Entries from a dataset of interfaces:
::::::::::

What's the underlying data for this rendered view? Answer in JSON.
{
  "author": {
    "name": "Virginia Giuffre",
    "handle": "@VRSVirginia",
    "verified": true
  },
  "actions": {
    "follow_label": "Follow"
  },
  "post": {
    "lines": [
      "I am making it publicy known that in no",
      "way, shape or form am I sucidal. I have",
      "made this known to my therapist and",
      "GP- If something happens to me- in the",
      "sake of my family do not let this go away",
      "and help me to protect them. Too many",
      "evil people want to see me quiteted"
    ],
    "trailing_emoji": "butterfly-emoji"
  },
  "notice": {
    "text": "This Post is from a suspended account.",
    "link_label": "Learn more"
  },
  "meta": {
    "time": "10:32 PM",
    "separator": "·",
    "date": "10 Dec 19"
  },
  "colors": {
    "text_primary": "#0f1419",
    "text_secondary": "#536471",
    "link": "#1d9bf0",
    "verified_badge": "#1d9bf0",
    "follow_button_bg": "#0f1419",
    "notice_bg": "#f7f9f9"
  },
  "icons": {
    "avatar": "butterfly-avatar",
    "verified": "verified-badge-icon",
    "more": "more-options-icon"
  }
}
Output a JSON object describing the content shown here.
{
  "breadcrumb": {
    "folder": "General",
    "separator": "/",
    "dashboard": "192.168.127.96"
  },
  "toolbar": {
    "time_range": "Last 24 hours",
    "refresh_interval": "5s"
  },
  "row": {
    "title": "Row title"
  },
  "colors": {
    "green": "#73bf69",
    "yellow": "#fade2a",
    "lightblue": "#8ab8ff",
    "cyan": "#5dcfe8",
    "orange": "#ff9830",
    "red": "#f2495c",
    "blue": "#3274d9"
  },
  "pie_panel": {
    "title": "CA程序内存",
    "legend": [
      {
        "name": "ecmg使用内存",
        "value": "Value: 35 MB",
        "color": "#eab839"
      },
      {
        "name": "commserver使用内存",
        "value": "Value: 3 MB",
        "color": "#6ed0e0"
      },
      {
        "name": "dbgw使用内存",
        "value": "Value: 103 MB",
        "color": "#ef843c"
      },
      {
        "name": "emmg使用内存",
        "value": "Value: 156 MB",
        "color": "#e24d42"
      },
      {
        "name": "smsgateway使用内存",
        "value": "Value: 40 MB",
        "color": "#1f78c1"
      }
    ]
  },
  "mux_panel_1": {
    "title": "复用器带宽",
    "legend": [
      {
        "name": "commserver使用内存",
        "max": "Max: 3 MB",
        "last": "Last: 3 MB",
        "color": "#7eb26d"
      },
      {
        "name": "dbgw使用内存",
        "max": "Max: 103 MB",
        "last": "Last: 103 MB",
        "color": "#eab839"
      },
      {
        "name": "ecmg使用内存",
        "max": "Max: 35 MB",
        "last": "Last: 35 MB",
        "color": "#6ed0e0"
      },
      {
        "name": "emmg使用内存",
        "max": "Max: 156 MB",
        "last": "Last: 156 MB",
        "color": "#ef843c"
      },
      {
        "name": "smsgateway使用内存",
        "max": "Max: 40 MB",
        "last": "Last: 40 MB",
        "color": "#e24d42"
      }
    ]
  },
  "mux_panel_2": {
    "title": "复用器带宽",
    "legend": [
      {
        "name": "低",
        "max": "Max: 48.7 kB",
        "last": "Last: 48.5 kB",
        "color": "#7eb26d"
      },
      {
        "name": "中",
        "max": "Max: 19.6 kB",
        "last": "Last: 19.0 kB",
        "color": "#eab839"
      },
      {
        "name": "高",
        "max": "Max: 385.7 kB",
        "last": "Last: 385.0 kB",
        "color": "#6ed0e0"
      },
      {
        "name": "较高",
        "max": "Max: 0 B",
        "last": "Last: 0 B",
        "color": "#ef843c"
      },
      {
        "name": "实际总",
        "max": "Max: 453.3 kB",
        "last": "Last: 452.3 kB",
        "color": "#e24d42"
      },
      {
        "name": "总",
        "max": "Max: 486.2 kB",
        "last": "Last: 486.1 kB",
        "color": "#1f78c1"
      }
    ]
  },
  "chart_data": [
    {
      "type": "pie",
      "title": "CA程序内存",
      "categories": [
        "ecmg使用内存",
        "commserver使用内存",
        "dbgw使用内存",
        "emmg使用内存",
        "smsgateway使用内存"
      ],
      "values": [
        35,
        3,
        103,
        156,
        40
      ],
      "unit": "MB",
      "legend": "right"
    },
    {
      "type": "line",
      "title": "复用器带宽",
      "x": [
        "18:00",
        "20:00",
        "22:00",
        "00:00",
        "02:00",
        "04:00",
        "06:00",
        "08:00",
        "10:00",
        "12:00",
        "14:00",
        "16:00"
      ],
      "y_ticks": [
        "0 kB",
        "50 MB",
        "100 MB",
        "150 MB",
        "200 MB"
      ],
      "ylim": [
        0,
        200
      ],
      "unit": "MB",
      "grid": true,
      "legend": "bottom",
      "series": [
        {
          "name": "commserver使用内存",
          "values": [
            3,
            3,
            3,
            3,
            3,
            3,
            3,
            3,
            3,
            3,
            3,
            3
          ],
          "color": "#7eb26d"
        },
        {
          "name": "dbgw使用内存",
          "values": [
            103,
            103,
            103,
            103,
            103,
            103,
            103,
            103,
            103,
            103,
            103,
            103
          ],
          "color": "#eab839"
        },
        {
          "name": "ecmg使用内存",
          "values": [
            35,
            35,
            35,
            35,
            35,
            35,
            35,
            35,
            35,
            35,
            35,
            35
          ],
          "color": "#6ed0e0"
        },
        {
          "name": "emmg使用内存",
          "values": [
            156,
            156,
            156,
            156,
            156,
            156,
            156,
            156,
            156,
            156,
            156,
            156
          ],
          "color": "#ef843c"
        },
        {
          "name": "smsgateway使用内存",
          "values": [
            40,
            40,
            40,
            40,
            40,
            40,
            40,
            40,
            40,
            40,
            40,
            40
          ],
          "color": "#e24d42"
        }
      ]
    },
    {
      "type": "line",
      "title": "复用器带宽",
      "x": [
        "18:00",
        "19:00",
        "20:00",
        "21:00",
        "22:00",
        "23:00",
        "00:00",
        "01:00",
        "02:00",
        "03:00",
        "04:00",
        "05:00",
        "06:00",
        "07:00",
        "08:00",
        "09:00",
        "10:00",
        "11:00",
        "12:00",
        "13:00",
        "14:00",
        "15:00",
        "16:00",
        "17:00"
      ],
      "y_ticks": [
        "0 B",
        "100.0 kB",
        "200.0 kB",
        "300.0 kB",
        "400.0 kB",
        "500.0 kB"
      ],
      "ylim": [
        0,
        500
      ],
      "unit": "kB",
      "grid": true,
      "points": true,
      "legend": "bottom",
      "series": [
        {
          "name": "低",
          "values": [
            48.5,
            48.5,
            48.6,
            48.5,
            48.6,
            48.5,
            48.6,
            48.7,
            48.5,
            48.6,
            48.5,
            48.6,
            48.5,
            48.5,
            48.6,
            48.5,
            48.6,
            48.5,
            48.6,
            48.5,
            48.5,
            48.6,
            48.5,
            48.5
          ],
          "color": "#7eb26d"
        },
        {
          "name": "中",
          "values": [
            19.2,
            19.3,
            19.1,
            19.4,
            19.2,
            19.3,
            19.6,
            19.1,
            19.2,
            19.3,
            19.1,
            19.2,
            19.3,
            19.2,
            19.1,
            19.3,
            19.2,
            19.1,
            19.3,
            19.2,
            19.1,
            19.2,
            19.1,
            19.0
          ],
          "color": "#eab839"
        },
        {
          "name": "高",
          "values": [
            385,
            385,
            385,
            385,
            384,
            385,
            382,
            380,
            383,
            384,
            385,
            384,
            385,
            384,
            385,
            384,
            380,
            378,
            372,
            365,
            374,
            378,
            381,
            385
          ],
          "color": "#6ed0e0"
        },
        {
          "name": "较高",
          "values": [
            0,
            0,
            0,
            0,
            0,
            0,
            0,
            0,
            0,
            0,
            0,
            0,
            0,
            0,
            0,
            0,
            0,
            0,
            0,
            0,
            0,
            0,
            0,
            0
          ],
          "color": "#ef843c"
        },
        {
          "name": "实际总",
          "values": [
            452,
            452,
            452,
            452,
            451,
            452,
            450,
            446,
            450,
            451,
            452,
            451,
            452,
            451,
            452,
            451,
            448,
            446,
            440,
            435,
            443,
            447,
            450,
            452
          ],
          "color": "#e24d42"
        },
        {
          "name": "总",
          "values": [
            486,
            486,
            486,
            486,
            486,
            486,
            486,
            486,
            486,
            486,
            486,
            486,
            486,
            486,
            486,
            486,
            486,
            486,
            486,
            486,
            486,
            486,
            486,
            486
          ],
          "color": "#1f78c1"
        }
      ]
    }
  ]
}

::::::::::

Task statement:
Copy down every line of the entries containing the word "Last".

Exercise response:
    "time_range": "Last 24 hours",
        "last": "Last: 3 MB",
        "last": "Last: 103 MB",
        "last": "Last: 35 MB",
        "last": "Last: 156 MB",
        "last": "Last: 40 MB",
        "last": "Last: 48.5 kB",
        "last": "Last: 19.0 kB",
        "last": "Last: 385.0 kB",
        "last": "Last: 0 B",
        "last": "Last: 452.3 kB",
        "last": "Last: 486.1 kB",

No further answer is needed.